WORK TO BE COMPLETED: Determine how many lines of the entries contain "vysvětlení". Reply with that number alone.

DATA PROVIDED:
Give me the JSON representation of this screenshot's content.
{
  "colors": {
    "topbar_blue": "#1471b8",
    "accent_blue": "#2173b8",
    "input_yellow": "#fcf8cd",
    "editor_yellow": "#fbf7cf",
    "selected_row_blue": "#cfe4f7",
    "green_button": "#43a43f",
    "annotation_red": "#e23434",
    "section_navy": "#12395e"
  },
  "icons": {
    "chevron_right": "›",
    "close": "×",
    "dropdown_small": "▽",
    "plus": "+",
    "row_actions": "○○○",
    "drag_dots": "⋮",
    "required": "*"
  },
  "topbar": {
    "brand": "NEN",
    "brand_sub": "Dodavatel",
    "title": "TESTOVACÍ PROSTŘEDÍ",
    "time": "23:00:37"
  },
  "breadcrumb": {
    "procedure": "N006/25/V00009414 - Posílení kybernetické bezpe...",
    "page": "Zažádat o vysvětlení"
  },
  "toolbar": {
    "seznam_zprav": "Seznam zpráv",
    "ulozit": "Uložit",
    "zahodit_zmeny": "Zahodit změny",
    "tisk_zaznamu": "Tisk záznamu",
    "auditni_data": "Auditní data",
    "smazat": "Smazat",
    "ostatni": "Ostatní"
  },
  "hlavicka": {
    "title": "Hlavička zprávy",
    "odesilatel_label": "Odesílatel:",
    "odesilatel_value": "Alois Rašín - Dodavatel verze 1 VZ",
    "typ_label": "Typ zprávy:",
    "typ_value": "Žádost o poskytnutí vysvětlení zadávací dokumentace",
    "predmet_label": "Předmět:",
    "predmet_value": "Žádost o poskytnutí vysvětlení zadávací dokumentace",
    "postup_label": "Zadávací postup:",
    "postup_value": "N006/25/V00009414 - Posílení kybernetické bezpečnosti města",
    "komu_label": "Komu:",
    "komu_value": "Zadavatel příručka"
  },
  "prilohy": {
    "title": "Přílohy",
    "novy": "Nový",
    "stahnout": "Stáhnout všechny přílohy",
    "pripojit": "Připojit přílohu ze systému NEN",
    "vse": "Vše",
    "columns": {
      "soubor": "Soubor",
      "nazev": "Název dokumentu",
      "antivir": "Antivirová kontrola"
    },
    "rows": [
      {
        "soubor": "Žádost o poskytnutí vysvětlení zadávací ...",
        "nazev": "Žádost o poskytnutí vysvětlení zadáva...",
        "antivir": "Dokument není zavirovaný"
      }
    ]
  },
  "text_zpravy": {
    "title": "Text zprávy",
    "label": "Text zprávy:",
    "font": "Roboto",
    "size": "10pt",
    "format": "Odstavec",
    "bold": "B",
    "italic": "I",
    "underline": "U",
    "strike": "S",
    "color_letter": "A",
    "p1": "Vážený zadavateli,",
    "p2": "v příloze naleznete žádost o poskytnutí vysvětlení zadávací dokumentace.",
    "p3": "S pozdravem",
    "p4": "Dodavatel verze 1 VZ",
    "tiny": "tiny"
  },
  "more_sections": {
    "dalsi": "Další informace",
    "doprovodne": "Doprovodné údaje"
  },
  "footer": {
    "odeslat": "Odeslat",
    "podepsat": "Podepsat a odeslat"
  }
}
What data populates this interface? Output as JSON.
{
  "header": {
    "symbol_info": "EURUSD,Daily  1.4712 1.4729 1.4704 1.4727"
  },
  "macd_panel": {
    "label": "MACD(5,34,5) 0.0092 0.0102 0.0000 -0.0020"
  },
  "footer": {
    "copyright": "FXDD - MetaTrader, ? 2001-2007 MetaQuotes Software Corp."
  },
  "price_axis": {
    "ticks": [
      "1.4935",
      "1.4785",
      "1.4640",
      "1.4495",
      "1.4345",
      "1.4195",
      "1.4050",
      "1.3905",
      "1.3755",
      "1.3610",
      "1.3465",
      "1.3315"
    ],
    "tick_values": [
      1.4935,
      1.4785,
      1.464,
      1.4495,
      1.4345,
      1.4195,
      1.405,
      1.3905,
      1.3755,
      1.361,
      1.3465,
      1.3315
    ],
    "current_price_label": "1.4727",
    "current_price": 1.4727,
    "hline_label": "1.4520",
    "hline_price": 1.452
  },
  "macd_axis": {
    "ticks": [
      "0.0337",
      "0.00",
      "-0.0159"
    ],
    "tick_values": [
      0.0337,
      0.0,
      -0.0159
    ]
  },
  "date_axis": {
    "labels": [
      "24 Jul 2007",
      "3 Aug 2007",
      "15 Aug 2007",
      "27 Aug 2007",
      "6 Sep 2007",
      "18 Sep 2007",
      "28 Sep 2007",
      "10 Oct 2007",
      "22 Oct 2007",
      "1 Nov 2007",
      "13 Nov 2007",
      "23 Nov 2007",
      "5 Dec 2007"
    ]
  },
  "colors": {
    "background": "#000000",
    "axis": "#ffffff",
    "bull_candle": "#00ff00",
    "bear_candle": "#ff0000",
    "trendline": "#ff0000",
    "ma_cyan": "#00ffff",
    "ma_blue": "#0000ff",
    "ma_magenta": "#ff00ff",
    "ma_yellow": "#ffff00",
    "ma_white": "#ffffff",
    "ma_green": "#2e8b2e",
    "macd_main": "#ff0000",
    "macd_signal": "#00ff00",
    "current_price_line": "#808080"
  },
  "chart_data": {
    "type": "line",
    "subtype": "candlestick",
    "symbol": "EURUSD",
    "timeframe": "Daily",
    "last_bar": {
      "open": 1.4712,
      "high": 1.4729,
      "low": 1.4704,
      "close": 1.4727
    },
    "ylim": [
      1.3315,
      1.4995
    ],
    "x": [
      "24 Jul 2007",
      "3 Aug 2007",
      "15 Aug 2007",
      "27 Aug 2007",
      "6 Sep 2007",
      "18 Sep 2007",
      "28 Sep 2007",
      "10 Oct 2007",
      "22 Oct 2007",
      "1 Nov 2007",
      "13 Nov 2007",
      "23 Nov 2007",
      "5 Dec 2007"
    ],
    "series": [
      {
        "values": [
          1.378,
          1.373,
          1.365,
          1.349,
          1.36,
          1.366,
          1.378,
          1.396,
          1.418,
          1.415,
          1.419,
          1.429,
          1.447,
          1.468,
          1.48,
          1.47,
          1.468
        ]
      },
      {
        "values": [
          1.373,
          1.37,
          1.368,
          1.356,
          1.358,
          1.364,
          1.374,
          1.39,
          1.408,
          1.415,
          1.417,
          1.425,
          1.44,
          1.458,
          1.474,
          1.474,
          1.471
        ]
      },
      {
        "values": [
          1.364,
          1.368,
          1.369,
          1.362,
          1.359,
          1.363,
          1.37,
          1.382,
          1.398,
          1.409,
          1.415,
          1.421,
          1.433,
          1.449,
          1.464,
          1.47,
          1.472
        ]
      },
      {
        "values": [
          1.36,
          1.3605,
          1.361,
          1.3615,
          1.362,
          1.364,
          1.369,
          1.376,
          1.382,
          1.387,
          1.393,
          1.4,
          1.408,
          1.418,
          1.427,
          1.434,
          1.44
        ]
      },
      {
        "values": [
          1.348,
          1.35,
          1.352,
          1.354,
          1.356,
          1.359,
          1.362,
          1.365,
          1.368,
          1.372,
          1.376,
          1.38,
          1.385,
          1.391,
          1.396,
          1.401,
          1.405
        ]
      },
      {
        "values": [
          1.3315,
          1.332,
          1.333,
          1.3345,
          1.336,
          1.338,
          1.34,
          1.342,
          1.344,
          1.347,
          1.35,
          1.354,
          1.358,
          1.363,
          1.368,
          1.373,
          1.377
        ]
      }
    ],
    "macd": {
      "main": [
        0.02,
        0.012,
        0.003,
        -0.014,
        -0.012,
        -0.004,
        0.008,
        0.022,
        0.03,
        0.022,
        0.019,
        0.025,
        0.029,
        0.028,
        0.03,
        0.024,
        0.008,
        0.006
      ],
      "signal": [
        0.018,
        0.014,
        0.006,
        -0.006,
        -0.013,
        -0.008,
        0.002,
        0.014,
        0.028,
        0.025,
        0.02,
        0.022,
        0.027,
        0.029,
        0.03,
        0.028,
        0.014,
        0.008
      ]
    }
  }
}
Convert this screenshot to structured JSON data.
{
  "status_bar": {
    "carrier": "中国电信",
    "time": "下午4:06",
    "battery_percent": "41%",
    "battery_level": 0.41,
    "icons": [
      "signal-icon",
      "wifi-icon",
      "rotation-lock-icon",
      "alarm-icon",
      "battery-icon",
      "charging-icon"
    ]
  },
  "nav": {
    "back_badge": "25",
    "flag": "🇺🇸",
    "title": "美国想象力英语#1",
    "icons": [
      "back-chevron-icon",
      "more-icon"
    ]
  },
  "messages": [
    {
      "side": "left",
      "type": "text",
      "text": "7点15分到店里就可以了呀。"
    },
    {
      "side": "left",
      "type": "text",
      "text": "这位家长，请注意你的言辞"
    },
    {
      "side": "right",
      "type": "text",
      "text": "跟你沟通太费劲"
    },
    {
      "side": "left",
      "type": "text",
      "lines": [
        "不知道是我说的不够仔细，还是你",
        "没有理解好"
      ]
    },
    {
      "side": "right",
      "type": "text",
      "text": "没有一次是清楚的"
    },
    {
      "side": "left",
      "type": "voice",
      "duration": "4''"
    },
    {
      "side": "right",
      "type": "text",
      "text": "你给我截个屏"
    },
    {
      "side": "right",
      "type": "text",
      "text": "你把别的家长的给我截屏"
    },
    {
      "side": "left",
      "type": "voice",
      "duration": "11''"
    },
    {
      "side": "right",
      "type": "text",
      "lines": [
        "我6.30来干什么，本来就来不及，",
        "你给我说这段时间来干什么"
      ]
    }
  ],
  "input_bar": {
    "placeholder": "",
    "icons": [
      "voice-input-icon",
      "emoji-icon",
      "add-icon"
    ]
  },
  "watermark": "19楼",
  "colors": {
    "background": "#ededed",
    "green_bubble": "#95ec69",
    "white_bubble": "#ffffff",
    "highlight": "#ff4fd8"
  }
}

TASK ANSWER: 6